A spokeswoman for the Convention of Scottish Local Authorities (Cosla) said there was a range of reasons why some inspections were not carried out within the planned timescale, including staff being diverted to emergency incidents or not being able to get access to premises.
But she acknowledged that there have been "capacity problems" in the environmental health workforce in all parts of the UK and added that Cosla was working with councils to address workforce planning issues.
QED. The drop in Cranswick's share price from their association with this story has simply presented a buying opportunity. I expect the share price to rebound sharply as soon as the market realises Cranswick had nothing to do with it, whatsoever. |
|m.t.glass: Cranswick "hold"
Friday, May 18, 2007 10:29:22 AM ET
Panmure Gordon & Co
LONDON, May 18 (newratings.com) - Analysts at Panmure Gordon maintain their "hold" rating on Cranswick (ticker: CWK-GBX). The target price is set to 880p.
In a research note published this morning, the analysts mention that the company is likely to post its profits at £33 million and EPS at 51.5p for the full year. Cranswick indicated that its 4Q margins were negatively impacted by stiff price competition, which is expected to continue during the current year, the analysts add. The recent weakness in the company's share price might provide an attractive investment opportunity going forward, Panmure Gordon says. |
|m.t.glass: Cranswick directors take home the bacon
Thu 08 Mar 2007
LONDON (SHARECAST) - Shares in pork products specialist Cranswick have soared as the demand for gourmet type sausages has taken off in recent years.
Shares in the food group recently hit an all-time high after the group reported sales climbed by a fifth in the three months to December.
The price has come off in the market turbulence since then and dipped again today as a number of senior executives decided to cut their stakes.
Chairman Martin Davey sold 25,000 shares at 930p, raising £232,000. Finance director John Lindop and Bernard Hoggarth and Derek Black, who run the food and pet divisions respectively, also sold similar amounts at the same price.
Sales by Cranswick directors are rare. The previous significant disposals were nearly two years ago in June 2005, since when the share price has appreciated by about a third. |
|samg99: Dom - I'm also long; bought @ 550 a few days before results.

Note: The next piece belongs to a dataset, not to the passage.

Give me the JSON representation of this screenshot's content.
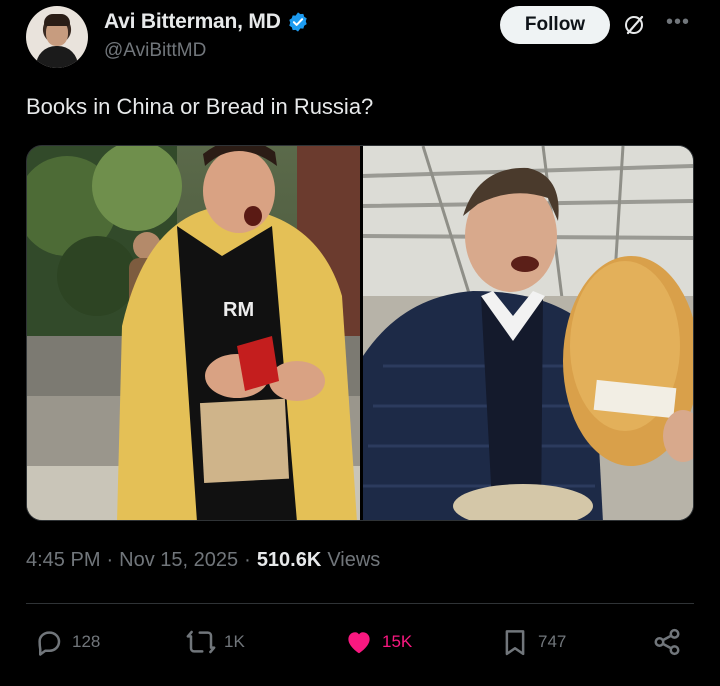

Must admit I'm pleasantly surprised at how well it's going; results didn't seem that spectacular to me. But then, I never argue with a share price, especially if it's moving in my favour! |
|farmsted: The new factory in Hull has had a good reprot on Look North today, what has happened to the share price, keeps going south. |